While history was first cruel to Nixon, but kind at the end of his life, it is hoped that the reverse would be true for Clinton when his life story is fully told.

Not Serious Charges - Finally, we need to look at the charges themselves. While perjury is a serious charge, one usually looks at the kind of charges Nixon was accused of when they think of things that would warrant the removal of the President. They think of the abuses of power that degrades the office of the President far worse than just in appearances. Things like … oh .. enacting laws that violate the Constitution of the United States. Things like .. oh .. enacting regulations that eliminate personal privacy. Things like .. oh .. using the force of the federal government against legislation that certain states have passed. Come to think of it.. those are the things that are being done already, not just by President Clinton, but also with the blessings - and sometimes the encouragement - of the Congress.
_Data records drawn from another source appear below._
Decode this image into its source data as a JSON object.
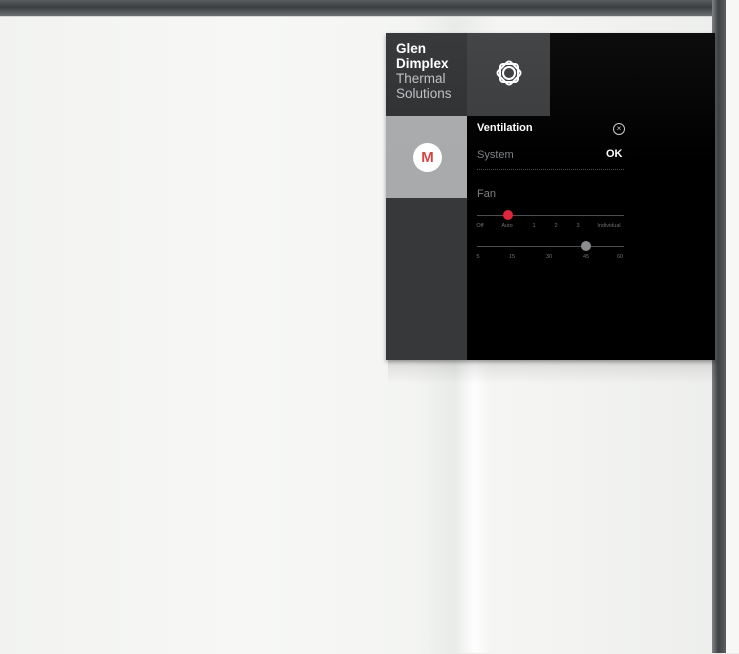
{
  "brand": {
    "line1": "Glen",
    "line2": "Dimplex",
    "line3": "Thermal",
    "line4": "Solutions",
    "logo_icon": "celtic-knot-icon"
  },
  "mode": {
    "letter": "M",
    "letter_color": "#d64545"
  },
  "ventilation": {
    "title": "Ventilation",
    "close_icon": "close-circle-icon",
    "system_label": "System",
    "system_value": "OK"
  },
  "fan": {
    "label": "Fan",
    "mode_slider": {
      "options": [
        "Off",
        "Auto",
        "1",
        "2",
        "3",
        "Individual"
      ],
      "selected": "Auto",
      "knob_color": "#e0263a"
    },
    "time_slider": {
      "options": [
        "5",
        "15",
        "30",
        "45",
        "60"
      ],
      "selected": "45",
      "knob_color": "#8a8c8e"
    }
  }
}
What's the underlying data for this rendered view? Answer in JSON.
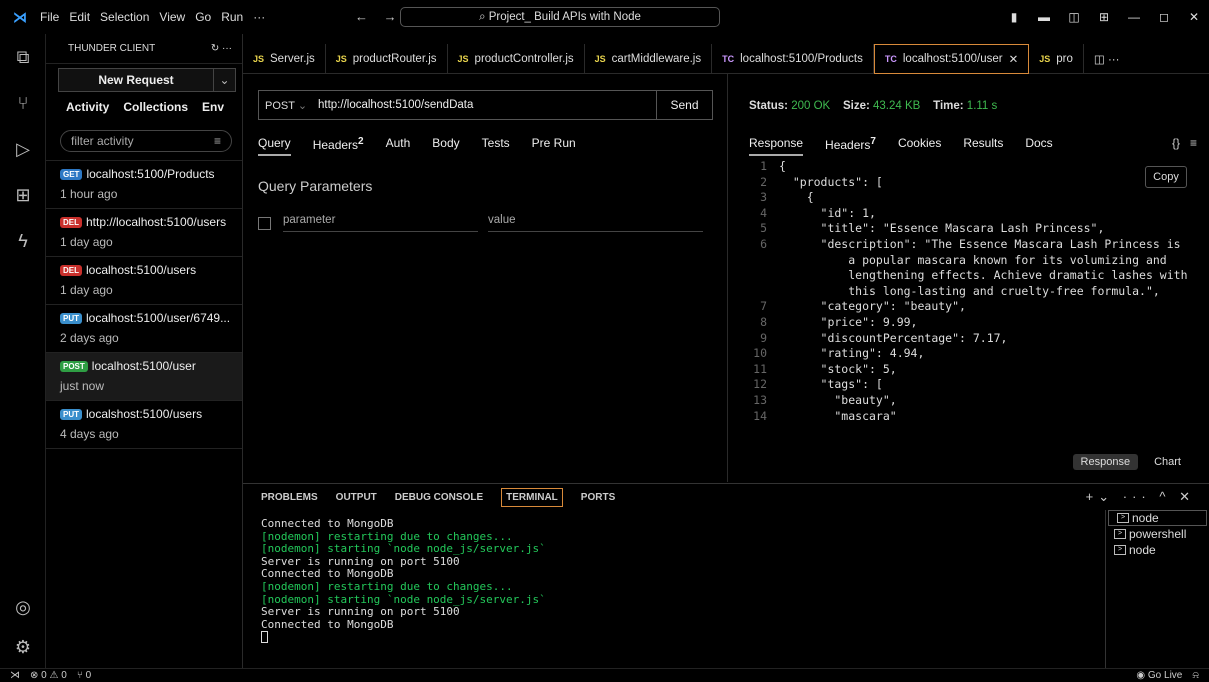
{
  "window": {
    "menu": [
      "File",
      "Edit",
      "Selection",
      "View",
      "Go",
      "Run",
      "···"
    ],
    "command_center": "Project_ Build APIs with Node"
  },
  "sidebar": {
    "title": "THUNDER CLIENT",
    "new_request": "New Request",
    "tabs": [
      "Activity",
      "Collections",
      "Env"
    ],
    "filter_placeholder": "filter activity",
    "items": [
      {
        "method": "GET",
        "url": "localhost:5100/Products",
        "time": "1 hour ago"
      },
      {
        "method": "DEL",
        "url": "http://localhost:5100/users",
        "time": "1 day ago"
      },
      {
        "method": "DEL",
        "url": "localhost:5100/users",
        "time": "1 day ago"
      },
      {
        "method": "PUT",
        "url": "localhost:5100/user/6749...",
        "time": "2 days ago"
      },
      {
        "method": "POST",
        "url": "localhost:5100/user",
        "time": "just now"
      },
      {
        "method": "PUT",
        "url": "localshost:5100/users",
        "time": "4 days ago"
      }
    ]
  },
  "editor_tabs": [
    {
      "type": "JS",
      "label": "Server.js"
    },
    {
      "type": "JS",
      "label": "productRouter.js"
    },
    {
      "type": "JS",
      "label": "productController.js"
    },
    {
      "type": "JS",
      "label": "cartMiddleware.js"
    },
    {
      "type": "TC",
      "label": "localhost:5100/Products"
    },
    {
      "type": "TC",
      "label": "localhost:5100/user"
    },
    {
      "type": "JS",
      "label": "pro"
    }
  ],
  "request": {
    "method": "POST",
    "url": "http://localhost:5100/sendData",
    "send": "Send",
    "tabs": [
      "Query",
      "Headers",
      "Auth",
      "Body",
      "Tests",
      "Pre Run"
    ],
    "headers_count": "2",
    "query_title": "Query Parameters",
    "param_placeholder": "parameter",
    "value_placeholder": "value"
  },
  "response": {
    "status_label": "Status:",
    "status": "200 OK",
    "size_label": "Size:",
    "size": "43.24 KB",
    "time_label": "Time:",
    "time": "1.11 s",
    "tabs": [
      "Response",
      "Headers",
      "Cookies",
      "Results",
      "Docs"
    ],
    "headers_count": "7",
    "braces": "{}",
    "copy": "Copy",
    "foot_response": "Response",
    "foot_chart": "Chart",
    "lines": [
      {
        "n": "1",
        "t": "{"
      },
      {
        "n": "2",
        "t": "  \"products\": ["
      },
      {
        "n": "3",
        "t": "    {"
      },
      {
        "n": "4",
        "t": "      \"id\": 1,"
      },
      {
        "n": "5",
        "t": "      \"title\": \"Essence Mascara Lash Princess\","
      },
      {
        "n": "6",
        "t": "      \"description\": \"The Essence Mascara Lash Princess is"
      },
      {
        "n": "",
        "t": "          a popular mascara known for its volumizing and"
      },
      {
        "n": "",
        "t": "          lengthening effects. Achieve dramatic lashes with"
      },
      {
        "n": "",
        "t": "          this long-lasting and cruelty-free formula.\","
      },
      {
        "n": "7",
        "t": "      \"category\": \"beauty\","
      },
      {
        "n": "8",
        "t": "      \"price\": 9.99,"
      },
      {
        "n": "9",
        "t": "      \"discountPercentage\": 7.17,"
      },
      {
        "n": "10",
        "t": "      \"rating\": 4.94,"
      },
      {
        "n": "11",
        "t": "      \"stock\": 5,"
      },
      {
        "n": "12",
        "t": "      \"tags\": ["
      },
      {
        "n": "13",
        "t": "        \"beauty\","
      },
      {
        "n": "14",
        "t": "        \"mascara\""
      }
    ]
  },
  "panel": {
    "tabs": [
      "PROBLEMS",
      "OUTPUT",
      "DEBUG CONSOLE",
      "TERMINAL",
      "PORTS"
    ],
    "terminal": [
      {
        "c": "w",
        "t": "Connected to MongoDB"
      },
      {
        "c": "g",
        "t": "[nodemon] restarting due to changes..."
      },
      {
        "c": "g",
        "t": "[nodemon] starting `node node_js/server.js`"
      },
      {
        "c": "w",
        "t": "Server is running on port 5100"
      },
      {
        "c": "w",
        "t": "Connected to MongoDB"
      },
      {
        "c": "g",
        "t": "[nodemon] restarting due to changes..."
      },
      {
        "c": "g",
        "t": "[nodemon] starting `node node_js/server.js`"
      },
      {
        "c": "w",
        "t": "Server is running on port 5100"
      },
      {
        "c": "w",
        "t": "Connected to MongoDB"
      }
    ],
    "terminals": [
      "node",
      "powershell",
      "node"
    ]
  },
  "statusbar": {
    "errors": "⊗ 0 ⚠ 0",
    "ports": "⑂ 0",
    "go_live": "Go Live"
  }
}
But it is ultimately unlikely that such serious charges against the American people would be filed as long as it is activities that Congress approves of, and activities that would also warrant the removal of many in Congress as well.

So in the end, what did we learn from all this? We learned how a career politician can get away with whatever he wants as long as he shoves enough polls down our throats. We learned how the members of Congress cannot get past their obsession with suppressing sex to deal with the abuses of power that goes on. We learned that Congress can dish out the lies but can’t take them. We learned that Bill Clinton isn’t the only member of Washington D.C. who abuses the power they’re given, but rather he’s the one who got caught.

Finally, we learned that we get the government we deserve. We as voters put these people in office, and those of us who spent their time on Election Day doing nothing but complaining about the two most tyrannical political parties and don’t make an appearance at their local ballot box are just as guilty of our political morass as those of us who re-elected a socialist for President and put conservative moralists in the Congress.

At the end of 1996, when people were talking about impeachment but haven’t yet done anything about it, I made a prediction that Bill Clinton would be leaving the same way he came in - with a wave and a smile. And while it looked for a little while like the beltway elite would prove me wrong, I now have no doubt that in January of 2001, when the door closes on Air Force One for his final trip out of Washington as President, Bill Clinton will be laughing his ass off for pulling off the biggest hoax on the American people.

No comments: